3:45am. Why am I awake? Oh yeah, to race to the entrance of Machu Picchu to guarantee our tickets to Wayna Picchu! Wayna Picchu is the mountain next to Machu, which is taller and when on the top; it ensures the very best photos of the eagle shape that Machu was built in. It’s pitch black and cold and there are flashlights and scrambling and madness everywhere. It’s hard to describe the walk up the mountain. It’s a tiny dirt trail that is in part steps so steep that you need to cling to the sides of the mountain so as not to pummel off the edge. If you are wondering why this dark race is necessary, it’s because the buses don’t start operating until it’s light and by then the limited tickets to Wayna Picchu will surely be gone. Look, I don’t deal with steps very well. It’s not that I’m unfit but when I push my lungs too hard they retaliate by gifting me with an asthma attack. Because of this I was going sloth-slow and Grace and Kate became restless and told me they’d meet me at the top, taking off into the darkness with our only flashlight. For a time I clambered on, probably looking much like a mole in the sunlight, feeling my way along the edge of the mountain. Luckily I was saved by an American couple who were going the same pace as me and allowed me to steal their light until the top.
Everything about Machu Picchu was amazing and made every single aspect of the trek worth it! …Even the poo on my leg. Wayna Picchu was just as epic. The climb up stayed true to the rest of the trip and didn’t disappoint with its paper-thin trails, 90-degree incline and sketchy ledges. On the way back down as we were nearing the bottom I actually saved Kates life.

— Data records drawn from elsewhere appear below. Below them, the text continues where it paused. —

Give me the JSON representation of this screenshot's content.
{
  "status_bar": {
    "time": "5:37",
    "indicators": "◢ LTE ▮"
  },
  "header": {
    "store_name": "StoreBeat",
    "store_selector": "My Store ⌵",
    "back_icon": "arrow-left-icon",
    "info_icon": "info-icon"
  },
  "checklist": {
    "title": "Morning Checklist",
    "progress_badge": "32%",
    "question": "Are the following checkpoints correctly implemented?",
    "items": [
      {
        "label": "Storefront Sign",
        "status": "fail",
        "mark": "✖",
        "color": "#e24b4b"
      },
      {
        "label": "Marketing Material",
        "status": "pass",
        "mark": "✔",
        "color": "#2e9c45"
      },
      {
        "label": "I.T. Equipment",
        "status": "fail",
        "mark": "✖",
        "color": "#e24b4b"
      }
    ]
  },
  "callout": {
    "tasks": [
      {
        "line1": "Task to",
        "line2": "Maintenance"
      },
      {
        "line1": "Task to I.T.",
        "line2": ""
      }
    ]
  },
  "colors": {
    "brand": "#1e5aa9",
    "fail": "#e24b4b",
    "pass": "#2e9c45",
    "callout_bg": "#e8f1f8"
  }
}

The lack of OH&S was bound to catch up with us sooner or later. As we tiptoed along the edge I hear a rustling in the grasses above my head. It sounded like a monkey but no one else seemed to notice it. It concerned me so I stopped still, straining to listen. The sound was that of a large rock falling and rolling down the steep edges at quite a speed… And it was going to land right where Kate was standing! At the last milli-second I managed to pull Kate out of the way as a rock about 20cm in diameter crashes in the exact spot that Kate had been. It smashed onto the pathway, threw itself over the edge again and continued down the mountain. It was definitely big enough to have caused a serious head injury had it hit her. As there were at least 30 people on various parts of the trail directly above us I’d figured someone had kicked the rock over the edge, stupidly endangering everyone’s lives. I screamed up the mountainside some obscenities and demanded to know what they were doing. No one had the balls to reply. Later that day a trekker came up to us to apologise and explained the they had lost their footing and the rock simply rolled over the edge. Kate so owed me a life-save after that.
L to R: Gorgeous Machu Picchu (with no tourists, cause it’s like… 6am). Topless at Wayna Picchu (this photo was taken in 2009 so I’m pretty sure we started that topless craze). Vegemite makes it to Machu. Me and Machu. And a llama at Machu (the llamas there are real friendly, and such posers!)
Currency: Peruvian Nuevo Sol
1 USD = S/2.96
I was here: September 2009